• [Your instructions]:
Return all lines in the data where the string "this" can be found.

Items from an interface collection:
BEGIN
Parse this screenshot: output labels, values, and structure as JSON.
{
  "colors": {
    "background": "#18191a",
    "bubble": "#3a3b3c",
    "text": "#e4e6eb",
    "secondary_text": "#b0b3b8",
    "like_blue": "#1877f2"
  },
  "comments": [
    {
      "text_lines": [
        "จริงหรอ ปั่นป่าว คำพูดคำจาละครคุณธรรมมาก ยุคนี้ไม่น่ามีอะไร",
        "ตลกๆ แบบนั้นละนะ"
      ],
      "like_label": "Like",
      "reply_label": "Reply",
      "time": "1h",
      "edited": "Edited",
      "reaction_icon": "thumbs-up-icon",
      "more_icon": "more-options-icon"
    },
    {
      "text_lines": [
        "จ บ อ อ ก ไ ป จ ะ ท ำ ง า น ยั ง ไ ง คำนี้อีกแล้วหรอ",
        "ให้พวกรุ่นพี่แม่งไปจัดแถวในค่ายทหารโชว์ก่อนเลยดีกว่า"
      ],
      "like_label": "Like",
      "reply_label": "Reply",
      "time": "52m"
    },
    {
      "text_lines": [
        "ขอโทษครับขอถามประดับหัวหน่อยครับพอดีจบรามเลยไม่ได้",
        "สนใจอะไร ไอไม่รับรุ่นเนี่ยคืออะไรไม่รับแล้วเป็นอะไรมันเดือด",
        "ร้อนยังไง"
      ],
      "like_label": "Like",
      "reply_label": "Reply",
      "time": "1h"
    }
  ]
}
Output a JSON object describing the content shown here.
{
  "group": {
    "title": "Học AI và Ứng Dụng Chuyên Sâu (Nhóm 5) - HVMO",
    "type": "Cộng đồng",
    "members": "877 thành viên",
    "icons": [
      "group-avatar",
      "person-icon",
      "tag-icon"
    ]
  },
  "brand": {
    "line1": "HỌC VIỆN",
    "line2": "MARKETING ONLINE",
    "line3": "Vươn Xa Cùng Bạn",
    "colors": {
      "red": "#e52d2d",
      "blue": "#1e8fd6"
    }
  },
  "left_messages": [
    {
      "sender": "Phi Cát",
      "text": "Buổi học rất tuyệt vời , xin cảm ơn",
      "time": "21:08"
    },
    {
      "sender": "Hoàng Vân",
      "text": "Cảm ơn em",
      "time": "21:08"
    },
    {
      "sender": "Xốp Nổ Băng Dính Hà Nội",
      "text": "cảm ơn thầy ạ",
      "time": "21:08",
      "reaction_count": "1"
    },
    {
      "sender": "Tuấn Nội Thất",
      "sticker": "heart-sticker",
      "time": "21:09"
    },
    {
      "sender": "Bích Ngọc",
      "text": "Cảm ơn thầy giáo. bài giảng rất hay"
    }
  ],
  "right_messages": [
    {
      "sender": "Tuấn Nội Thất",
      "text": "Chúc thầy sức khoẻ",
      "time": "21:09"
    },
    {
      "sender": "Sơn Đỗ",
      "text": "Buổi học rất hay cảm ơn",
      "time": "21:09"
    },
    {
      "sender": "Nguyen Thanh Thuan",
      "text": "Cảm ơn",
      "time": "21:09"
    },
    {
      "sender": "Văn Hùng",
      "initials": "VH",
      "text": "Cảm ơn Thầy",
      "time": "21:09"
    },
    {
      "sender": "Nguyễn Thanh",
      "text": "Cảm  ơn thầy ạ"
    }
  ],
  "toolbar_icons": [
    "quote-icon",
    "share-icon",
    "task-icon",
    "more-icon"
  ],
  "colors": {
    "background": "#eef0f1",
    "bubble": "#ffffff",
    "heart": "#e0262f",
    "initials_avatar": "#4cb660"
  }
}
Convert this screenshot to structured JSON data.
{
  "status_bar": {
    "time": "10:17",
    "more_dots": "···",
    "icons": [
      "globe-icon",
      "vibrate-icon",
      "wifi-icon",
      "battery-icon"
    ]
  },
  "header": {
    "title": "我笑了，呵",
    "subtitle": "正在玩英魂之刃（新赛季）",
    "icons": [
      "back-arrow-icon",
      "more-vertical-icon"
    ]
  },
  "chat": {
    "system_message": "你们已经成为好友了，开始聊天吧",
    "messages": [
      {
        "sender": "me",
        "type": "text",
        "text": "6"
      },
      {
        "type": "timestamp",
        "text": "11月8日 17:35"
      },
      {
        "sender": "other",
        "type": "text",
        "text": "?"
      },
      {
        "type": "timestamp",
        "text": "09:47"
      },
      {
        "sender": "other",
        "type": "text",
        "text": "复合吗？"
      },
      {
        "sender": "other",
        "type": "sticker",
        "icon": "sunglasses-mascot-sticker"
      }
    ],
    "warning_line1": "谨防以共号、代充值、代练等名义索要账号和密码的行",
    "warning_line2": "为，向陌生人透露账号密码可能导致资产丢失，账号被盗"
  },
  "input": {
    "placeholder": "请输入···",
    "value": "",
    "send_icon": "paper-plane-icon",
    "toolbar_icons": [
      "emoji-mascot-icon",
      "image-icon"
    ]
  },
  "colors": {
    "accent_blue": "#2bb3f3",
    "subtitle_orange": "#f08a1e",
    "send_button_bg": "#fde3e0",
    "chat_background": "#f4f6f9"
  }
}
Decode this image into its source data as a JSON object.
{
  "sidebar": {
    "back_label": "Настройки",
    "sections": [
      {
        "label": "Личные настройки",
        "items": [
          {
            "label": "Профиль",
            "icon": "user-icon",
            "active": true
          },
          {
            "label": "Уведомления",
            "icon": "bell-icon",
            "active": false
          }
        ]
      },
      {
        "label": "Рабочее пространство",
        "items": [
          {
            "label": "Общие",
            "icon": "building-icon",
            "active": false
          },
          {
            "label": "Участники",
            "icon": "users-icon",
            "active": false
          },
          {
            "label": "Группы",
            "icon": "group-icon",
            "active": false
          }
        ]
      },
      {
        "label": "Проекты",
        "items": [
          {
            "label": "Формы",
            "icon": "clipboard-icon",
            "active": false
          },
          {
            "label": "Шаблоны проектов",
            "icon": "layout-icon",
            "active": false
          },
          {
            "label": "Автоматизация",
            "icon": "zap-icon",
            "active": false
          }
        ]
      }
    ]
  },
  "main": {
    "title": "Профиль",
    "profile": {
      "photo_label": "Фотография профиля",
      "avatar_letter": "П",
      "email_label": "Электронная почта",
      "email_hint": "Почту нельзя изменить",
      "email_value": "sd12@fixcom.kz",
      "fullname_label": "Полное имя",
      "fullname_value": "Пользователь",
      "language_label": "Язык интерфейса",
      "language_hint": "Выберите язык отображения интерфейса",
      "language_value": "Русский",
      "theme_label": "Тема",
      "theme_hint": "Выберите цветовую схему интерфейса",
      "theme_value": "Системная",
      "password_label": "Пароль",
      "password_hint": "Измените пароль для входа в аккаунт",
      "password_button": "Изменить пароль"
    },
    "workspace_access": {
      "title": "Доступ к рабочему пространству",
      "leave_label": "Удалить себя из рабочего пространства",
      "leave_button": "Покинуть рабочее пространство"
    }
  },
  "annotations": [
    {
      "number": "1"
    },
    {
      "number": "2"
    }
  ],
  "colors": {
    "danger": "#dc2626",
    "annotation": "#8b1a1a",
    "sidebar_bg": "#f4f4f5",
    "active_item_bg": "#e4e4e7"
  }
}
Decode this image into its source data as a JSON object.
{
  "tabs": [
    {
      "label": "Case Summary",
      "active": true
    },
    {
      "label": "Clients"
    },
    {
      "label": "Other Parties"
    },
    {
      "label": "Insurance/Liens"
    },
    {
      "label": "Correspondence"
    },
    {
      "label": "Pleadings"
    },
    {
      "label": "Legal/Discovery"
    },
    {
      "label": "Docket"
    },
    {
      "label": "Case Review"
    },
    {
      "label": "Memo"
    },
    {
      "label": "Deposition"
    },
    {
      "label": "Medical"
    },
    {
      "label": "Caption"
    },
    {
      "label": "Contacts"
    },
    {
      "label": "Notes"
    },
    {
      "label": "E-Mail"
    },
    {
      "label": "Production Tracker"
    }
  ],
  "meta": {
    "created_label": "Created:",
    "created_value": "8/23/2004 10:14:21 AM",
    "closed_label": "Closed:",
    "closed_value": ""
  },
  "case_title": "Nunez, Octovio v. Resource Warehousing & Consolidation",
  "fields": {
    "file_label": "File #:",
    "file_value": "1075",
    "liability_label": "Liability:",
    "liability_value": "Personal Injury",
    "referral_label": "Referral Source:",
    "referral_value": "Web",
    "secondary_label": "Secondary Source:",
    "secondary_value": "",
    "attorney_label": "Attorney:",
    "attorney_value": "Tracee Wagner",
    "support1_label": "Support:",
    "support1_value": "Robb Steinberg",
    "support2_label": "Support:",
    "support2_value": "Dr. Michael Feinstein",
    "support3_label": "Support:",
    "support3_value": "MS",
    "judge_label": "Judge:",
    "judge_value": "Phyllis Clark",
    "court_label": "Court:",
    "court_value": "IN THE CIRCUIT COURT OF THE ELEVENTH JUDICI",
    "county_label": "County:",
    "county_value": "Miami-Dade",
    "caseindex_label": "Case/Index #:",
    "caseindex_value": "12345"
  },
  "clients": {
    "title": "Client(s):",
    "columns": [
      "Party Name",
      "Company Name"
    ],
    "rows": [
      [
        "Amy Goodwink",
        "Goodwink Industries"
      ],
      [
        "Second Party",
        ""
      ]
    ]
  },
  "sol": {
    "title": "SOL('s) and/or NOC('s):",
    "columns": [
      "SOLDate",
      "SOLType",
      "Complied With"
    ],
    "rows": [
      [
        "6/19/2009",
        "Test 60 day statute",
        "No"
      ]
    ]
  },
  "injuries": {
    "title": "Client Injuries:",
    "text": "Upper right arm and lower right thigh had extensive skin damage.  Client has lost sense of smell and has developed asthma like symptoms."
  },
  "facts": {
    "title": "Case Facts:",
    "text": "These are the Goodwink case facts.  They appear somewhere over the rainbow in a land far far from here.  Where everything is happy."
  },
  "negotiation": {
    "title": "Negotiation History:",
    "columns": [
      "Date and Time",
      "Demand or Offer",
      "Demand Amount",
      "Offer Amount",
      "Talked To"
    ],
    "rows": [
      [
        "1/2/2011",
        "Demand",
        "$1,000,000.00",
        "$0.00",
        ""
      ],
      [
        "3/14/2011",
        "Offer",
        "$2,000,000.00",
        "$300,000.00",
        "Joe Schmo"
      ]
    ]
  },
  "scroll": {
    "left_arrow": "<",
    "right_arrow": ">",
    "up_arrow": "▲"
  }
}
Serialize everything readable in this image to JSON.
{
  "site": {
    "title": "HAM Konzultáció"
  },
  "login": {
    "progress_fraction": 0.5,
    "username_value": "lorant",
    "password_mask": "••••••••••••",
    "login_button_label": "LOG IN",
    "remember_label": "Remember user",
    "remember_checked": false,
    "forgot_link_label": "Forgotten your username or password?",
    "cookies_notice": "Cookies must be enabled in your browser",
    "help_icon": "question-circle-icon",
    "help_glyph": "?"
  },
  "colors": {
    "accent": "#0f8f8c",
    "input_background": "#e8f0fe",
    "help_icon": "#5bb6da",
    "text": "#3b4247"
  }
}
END
• [Task answer]:
Parse this screenshot: output labels, values, and structure as JSON.
Convert this screenshot to structured JSON data.
Decode this image into its source data as a JSON object.
Decode this image into its source data as a JSON object.
Serialize everything readable in this image to JSON.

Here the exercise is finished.